Insights into IFRS 16

This Accounting Alert is issued to provide key concepts about IFRS 16, Leases, in anticipation of its mandatory adoption beginning January 1, 2019.

 

Definition of a Lease

Under IFRS 16, a lease is defined as 'a contract, or part o a contract, that conveys the right to use an asset (the underlying asset) for a period of time in exchange for consideration'.

With this new definition from IFRS 16, some contracts that do not contain a lease today may meet the definition of a lease, and vice versa.  Using the new definition, we can use the following three key evaluations to assess whether a contract is a lease or not:

  • Is there an identified asset? 

asset is explicitly identified in the contract (unless the supplier has substantive substitution right throughout the period of use) or is implicitly specified by being identified at the time that the asset is made available for use by the customer

  • Does the customer have the right to obtain substantially all of the economic benefits from use of the identified asset throughout the period of use?

whether the customer has the right to obtain substantially all of the economic benefits from use of the identified asset throughout the period of use such as by using, holding or sub-leasing the asset

  • Does the customer have the right to direct the use of the identified asset throughout the period of use?

whether the customer has the right to direct the use of an identified asset such as when the customer has the right to direct 'how and for what purpose' the asset is being used throughout the period of use

If all of these key questions are satisfied, such contract falls under the definition of a lease, hence, IFRS 16 should be applied.

 

Understanding the Discount Rate 

In applying IFRS 16, it is important to determine the appropriate discount rates.  This is required to determine the present value of the lease payments used to measure a lessee's lease liability and to determine the lease classification for a lessor and to measure a lessor's net investment in a lease.

 

For lessees, the lease payments are required to be discounted using either of the following (as defined in IFRS 16):

  • implicit interest rate in the lease (if can be readily determined) - the rate of interest that causes the present value of (a) the lease payments and (b) the unguaranteed residual value to equal the sum of (i) the fair value of the underlying asset and (ii) any initial direct costs of the lessor
  • lessee's incremental borrowing rate - the rate of interest that a lessee would have to pay to borrow over a similar term, and with a similar security, the funds necessary to obtain an asset of a similar value to the right-of-use asset in a similar economic environment

A lessee will need to determine a discount rate for virtually every lease to which it applies the lessee accounting model in IFRS 16.  However, discount rate may not need to be determined for a lease if:

 

  • a lessee applies the recognition exemption for either a short-term or a low-value asset lease
  • all lease payments are made on (or prior to) the commencement date of the lease, or
  • all lease payments are variable and not dependent on an index or rate

For lessors, the discount rate will always be the interest rate implicit in the lease.

 

Applying IFRS 16 in Interim Financial Statements

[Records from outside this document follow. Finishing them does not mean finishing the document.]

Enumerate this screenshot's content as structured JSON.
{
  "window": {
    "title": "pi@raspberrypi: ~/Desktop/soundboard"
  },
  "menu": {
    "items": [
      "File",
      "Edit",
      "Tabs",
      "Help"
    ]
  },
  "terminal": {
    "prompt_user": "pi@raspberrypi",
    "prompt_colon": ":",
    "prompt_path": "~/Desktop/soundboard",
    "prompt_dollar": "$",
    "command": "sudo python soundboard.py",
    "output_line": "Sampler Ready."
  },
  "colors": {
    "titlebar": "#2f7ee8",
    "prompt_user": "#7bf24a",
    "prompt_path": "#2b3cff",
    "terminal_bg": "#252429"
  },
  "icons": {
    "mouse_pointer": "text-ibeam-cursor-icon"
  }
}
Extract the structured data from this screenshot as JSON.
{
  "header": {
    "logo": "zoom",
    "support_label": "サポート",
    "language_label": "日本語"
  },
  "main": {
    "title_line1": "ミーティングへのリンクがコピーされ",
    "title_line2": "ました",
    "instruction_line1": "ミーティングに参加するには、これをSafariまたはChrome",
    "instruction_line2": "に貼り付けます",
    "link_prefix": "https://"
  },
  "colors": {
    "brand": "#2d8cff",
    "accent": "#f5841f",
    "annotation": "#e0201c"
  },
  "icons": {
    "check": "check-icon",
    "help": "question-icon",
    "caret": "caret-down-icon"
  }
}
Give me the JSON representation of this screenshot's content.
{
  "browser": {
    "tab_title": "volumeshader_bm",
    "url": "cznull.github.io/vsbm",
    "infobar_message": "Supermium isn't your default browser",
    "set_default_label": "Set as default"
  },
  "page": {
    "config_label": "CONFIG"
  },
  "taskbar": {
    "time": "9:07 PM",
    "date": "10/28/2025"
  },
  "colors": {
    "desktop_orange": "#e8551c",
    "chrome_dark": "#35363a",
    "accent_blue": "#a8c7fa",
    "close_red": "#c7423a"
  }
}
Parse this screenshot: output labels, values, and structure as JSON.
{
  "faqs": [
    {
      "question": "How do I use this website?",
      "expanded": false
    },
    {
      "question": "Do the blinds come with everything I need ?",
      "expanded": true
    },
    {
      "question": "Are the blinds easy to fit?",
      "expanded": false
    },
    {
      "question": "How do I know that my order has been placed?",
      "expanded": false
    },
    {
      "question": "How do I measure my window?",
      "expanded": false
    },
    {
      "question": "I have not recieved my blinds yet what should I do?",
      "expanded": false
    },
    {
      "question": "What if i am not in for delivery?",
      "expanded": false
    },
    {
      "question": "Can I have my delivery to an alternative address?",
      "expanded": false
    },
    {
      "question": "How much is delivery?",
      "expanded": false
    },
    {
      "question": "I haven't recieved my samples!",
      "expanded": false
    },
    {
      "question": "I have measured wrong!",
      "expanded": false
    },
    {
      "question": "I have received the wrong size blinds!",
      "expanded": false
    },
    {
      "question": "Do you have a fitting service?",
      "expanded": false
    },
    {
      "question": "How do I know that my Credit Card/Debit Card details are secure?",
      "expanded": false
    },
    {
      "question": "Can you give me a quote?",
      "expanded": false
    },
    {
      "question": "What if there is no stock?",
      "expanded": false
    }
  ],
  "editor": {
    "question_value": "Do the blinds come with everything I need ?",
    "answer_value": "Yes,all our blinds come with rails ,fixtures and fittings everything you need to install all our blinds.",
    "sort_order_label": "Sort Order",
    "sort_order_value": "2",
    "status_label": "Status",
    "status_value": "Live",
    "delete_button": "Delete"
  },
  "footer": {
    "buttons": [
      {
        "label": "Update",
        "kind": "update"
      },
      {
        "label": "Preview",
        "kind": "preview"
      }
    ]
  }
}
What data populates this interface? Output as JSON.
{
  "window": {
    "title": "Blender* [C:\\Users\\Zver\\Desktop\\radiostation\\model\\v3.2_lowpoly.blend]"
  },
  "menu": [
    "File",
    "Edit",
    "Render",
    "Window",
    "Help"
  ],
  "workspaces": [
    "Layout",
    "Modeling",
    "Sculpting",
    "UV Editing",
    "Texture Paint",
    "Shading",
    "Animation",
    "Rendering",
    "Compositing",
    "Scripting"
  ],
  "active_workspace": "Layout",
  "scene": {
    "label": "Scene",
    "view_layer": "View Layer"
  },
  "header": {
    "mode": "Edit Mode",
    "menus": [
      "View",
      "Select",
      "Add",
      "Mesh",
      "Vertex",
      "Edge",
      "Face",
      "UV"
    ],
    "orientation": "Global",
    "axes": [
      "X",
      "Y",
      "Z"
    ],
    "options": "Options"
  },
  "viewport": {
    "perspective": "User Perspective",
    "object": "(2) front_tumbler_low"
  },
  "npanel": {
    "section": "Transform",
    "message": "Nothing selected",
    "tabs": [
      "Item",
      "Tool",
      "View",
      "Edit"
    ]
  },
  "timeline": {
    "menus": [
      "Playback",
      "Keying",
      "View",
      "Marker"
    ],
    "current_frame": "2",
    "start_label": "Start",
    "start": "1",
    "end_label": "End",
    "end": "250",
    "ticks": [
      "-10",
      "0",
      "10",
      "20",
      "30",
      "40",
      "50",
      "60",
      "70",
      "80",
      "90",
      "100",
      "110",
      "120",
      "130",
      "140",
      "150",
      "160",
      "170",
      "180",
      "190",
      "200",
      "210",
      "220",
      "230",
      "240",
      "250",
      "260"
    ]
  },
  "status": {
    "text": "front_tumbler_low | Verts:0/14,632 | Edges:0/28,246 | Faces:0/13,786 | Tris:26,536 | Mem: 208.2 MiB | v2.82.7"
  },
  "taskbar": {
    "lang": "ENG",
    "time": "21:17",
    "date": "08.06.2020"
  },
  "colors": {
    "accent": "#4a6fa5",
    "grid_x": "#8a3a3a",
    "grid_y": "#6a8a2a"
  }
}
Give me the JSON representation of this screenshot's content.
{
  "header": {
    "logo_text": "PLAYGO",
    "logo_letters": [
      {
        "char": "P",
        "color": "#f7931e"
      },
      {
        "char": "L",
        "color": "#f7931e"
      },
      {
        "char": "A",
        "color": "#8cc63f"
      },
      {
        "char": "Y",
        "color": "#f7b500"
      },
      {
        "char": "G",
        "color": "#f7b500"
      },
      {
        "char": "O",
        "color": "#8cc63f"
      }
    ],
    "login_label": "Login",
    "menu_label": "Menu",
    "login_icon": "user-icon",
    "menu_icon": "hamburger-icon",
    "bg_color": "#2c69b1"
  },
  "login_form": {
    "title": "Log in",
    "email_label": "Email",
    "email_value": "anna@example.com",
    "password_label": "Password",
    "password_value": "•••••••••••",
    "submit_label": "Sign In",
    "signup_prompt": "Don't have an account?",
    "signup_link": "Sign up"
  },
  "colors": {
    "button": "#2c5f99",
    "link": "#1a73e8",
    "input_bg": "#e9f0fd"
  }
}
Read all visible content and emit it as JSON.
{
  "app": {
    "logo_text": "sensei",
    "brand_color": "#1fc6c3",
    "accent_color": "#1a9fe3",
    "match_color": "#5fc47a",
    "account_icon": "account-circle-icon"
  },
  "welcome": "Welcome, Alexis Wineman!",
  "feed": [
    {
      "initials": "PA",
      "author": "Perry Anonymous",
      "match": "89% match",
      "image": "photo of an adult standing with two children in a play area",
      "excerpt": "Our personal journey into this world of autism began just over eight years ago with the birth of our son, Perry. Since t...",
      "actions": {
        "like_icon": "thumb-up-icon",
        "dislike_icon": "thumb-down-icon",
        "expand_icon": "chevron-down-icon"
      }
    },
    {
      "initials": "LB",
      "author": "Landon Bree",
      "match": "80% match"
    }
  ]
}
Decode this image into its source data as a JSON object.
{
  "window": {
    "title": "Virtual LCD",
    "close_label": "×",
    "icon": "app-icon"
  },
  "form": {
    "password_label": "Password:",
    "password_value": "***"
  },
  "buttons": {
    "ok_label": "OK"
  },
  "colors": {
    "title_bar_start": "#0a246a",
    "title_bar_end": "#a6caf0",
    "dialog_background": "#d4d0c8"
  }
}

IFRS 16 must first be applied to accounting periods beginning on or after January 1, 2019 including interim periods on or after that date.  The application of IFRS 16 to those interim periods will broadly follow the requirements of IFRS 16 except in one key respect - variable lease payments.

The new standard requires a variable lease payment, provided it is not in-substance fixed or based on an index or rate, to be recognized in profit or loss in the period  in which the triggering event or condition occurs.  In other words, a variable lease payment would only be recognized in the interim period in which the event that crystallizes the payment occurs.

 

*Point of conflict:

The requirement of the new standard may be construed as in direct conflict with the requirement of IAS 34, Interim Financial Reporting, which requires a variable lease payment to be recognized if it is expected that the event will occur before the end of the current annual reporting period.

 

*Our view

When preparing a set of interim financial statements under IAS 34, the IAS 34 approach should be taken to ensure the interim financial statements are compliant with IAS 34.  However, given the evident conflict, it is not possible to entirely rule out an IFRS 16 approach.  Hence, the preparers should exercise careful judgment in selecting the appropriate accounting policy.